It's a very short affair, with the longest track being just over three minutes. Despite the amateurish recording quality, Tunnel Rat sounds pretty proficient on the bass, and some of this stuff reminds me of 60's avant-garde jazz. The poetry set to it gives the whole thing a completely different feel, though.

The other release I was sent, which is titled Hide The Syrup Spacemen, is even more avant-garde and strange. This was the one that reminded me of Beck's early sound experiments. Odd in-jokes are combined with distant-sounding field recordings and some spastic mandolin playing. I don't know what to make of it all, but if you were a fan of the Obscuro! radio program, you'll definitely be into this.

His internet podcast is sort of a discussion on experimental and spoken-word music, but it also touches on conspiracy theories, current news events and the benefits of the RateYourMusic website. It's every bit as strange as you'd think it is from hearing the music.

Thanks for the submission, Tunnel Rat, and to everyone else, keep 'em coming!

Sunday, October 26, 2014

Reader submission: Dracula-themed short film in the spirit of the holidays

I always like it when somebody sends me their own work, and it doesn't happen nearly enough.

whimperwarrior@gmail.com is where you can contact me with your music, films, art, etc.
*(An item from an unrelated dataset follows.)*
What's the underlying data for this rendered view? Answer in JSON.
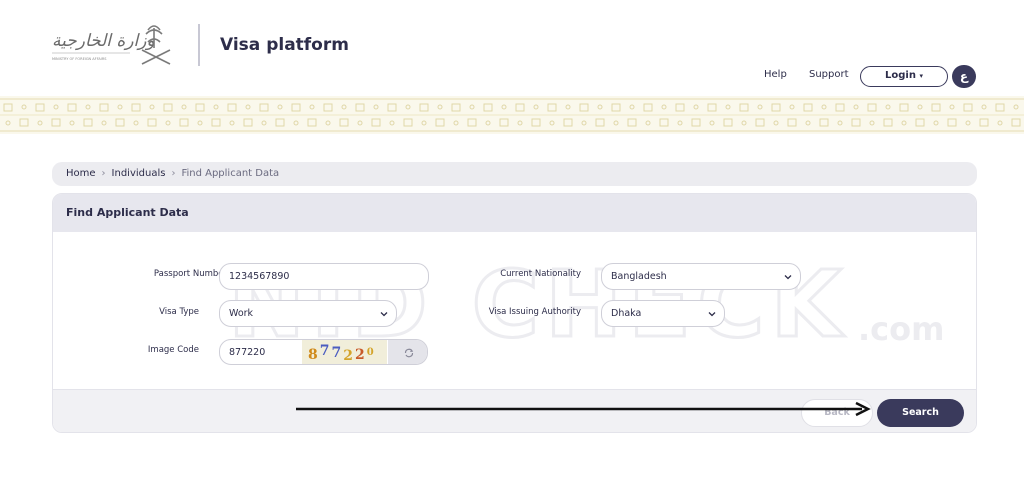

Here's an interesting little short film I was sent earlier in the week, just in time for All Hallow's Eve. 'Danse Macabre' comes from Chicago indie filmmaker Derek Quint and his Addovolt Productions. It fits right in with the movies I usually post here, as it's intentionally designed to have that timeless, b-movie look. My guess would be 16mm film, but it could be digital post-effects. Either way, it has that cool look to it, and aside from a few modern-looking people in a crowd shot, it definitely succeeds in feeling out-of-time.

The plot consists of Dracula and his brides riding around in a limo on Halloween. When they stop for the girls to buy some jewelry, Dracula is kidnapped by some Vatican officials who plan to do away with him for good. Interestingly, the director chose to have the vampire characters ACTUALLY speak in Transylvanian, and the Vatican officials speak in Italian.

I won't give away the rest of the plot, but the mood definitely trumps everything else in importance. It feels like a less-disgusting John Waters short film, with the gaudy costumes and big ideas put on bargain-quality film. There is a choice moment where a guy on the subway is looking at the cast members, and you can tell it was unintentional.

I'm not up on my Dracula mythology, but the fact that Mr. Quint chose to use the Transylvanian language tells me there are probably other allusions to other vampire-based works here as well. Regardless, it's a fun little piece of independent filmmaking from some fellow b-movie aficionados.



Check out Derek's blog for Addovolt Productions here.